Records supplied section start

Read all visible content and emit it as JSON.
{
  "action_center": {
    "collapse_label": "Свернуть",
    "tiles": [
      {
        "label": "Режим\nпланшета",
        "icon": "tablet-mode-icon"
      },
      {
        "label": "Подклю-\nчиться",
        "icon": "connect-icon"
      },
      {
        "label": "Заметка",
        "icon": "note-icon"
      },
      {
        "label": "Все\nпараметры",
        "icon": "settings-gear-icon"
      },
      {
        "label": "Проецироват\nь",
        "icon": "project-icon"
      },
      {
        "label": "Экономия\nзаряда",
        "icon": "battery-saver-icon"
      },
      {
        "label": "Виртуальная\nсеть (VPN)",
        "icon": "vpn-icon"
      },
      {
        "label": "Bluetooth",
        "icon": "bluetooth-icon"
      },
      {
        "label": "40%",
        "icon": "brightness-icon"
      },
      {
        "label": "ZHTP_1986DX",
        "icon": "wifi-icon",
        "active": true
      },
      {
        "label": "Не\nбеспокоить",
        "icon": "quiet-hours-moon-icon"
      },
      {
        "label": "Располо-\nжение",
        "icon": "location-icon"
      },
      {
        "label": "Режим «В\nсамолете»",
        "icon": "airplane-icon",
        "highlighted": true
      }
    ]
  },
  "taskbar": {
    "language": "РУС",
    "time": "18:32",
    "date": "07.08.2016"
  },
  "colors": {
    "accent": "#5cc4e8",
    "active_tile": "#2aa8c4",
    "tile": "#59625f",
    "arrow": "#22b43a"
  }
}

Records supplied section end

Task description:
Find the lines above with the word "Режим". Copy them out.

Answer area:
        "label": "Режим\nпланшета",
        "label": "Режим «В\nсамолете»",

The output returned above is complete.